### DATASET
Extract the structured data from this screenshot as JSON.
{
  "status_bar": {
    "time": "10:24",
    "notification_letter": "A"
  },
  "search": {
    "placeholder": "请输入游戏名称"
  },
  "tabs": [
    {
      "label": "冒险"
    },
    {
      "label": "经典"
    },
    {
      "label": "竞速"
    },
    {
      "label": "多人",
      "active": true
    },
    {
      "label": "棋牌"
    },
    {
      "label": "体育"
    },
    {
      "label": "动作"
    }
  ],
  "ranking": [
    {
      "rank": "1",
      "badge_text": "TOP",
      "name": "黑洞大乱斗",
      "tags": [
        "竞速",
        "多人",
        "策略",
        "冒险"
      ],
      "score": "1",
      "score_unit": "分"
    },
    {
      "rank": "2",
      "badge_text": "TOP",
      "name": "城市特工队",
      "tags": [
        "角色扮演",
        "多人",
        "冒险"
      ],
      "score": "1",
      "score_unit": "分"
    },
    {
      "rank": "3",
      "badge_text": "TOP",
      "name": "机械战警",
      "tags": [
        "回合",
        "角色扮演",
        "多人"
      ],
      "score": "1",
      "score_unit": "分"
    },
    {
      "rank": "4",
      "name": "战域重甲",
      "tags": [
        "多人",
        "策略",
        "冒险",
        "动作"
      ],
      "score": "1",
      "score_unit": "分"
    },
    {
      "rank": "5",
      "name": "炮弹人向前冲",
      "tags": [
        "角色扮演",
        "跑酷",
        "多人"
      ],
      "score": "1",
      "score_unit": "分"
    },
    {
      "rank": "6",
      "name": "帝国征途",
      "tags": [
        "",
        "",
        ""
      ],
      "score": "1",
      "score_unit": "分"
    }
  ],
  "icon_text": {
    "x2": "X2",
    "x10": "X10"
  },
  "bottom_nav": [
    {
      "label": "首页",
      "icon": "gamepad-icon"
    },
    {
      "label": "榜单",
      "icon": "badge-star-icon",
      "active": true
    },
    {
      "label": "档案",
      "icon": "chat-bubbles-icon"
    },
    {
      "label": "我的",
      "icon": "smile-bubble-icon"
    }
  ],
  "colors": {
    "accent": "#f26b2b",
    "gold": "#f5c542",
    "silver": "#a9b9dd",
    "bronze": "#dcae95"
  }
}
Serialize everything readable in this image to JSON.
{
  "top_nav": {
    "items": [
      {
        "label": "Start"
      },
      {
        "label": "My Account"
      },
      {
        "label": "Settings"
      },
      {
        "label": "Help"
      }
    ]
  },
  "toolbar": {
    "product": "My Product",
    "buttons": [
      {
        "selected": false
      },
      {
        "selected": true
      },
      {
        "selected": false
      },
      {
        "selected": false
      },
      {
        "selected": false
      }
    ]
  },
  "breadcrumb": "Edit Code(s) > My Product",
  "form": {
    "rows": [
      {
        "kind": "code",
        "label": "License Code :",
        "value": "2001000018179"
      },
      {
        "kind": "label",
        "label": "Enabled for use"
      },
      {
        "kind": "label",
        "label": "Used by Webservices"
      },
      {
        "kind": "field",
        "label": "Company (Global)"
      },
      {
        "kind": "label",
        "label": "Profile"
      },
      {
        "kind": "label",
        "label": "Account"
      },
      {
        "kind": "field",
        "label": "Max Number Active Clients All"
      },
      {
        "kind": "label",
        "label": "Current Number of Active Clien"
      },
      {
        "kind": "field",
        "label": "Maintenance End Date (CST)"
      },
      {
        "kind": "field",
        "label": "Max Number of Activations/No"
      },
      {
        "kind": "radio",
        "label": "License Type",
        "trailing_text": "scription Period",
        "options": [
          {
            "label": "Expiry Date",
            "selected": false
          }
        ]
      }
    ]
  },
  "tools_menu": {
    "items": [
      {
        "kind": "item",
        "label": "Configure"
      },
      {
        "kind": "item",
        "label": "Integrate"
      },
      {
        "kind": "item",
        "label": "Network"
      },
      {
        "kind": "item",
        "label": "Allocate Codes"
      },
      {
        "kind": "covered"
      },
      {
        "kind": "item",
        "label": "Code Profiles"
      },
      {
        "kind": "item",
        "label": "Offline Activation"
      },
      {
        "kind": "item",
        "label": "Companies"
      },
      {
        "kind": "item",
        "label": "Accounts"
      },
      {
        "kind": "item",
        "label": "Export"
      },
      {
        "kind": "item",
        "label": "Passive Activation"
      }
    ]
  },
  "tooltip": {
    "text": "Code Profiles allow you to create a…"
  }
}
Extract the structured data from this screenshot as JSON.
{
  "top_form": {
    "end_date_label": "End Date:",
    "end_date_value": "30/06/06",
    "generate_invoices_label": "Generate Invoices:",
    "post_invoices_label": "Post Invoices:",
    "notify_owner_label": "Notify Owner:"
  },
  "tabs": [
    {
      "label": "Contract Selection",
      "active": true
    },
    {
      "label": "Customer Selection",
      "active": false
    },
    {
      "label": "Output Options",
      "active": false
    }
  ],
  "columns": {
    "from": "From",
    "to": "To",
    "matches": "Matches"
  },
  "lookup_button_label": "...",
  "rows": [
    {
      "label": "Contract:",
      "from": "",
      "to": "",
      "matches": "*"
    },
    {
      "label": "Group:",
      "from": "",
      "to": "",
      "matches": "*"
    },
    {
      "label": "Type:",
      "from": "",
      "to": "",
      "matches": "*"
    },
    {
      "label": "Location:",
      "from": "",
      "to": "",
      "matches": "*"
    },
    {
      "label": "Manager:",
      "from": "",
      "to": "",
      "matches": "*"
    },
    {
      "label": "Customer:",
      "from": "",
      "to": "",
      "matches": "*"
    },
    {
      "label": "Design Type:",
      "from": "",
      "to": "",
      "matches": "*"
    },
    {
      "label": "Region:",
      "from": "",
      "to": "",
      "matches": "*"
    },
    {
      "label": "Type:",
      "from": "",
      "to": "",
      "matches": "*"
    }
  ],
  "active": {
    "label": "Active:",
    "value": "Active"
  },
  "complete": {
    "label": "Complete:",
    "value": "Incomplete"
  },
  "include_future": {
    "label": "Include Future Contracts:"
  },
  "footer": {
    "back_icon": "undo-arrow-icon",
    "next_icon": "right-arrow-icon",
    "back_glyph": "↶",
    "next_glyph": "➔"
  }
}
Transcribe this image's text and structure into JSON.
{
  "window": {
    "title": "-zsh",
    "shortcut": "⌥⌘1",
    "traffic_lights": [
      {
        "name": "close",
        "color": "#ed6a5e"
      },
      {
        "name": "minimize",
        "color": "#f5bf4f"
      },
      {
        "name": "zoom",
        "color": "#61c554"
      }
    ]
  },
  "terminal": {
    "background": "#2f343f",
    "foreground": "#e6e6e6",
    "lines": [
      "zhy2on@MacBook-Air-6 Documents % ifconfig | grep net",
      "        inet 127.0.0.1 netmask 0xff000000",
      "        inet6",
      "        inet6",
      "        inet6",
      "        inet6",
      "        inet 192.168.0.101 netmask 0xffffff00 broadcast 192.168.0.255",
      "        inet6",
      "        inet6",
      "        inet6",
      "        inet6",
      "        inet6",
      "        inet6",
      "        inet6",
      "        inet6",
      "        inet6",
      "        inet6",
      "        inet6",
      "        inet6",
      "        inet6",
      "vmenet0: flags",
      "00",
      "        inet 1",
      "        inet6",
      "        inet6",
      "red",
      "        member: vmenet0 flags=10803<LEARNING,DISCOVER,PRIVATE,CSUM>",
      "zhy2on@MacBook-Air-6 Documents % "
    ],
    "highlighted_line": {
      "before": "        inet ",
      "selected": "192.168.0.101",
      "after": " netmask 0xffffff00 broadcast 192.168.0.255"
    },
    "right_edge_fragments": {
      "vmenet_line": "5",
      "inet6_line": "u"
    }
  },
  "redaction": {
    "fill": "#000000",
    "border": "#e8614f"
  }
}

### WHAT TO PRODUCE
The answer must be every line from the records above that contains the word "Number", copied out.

### OUTPUT OF THE TASK
        "label": "Max Number Active Clients All"
        "label": "Current Number of Active Clien"
        "label": "Max Number of Activations/No"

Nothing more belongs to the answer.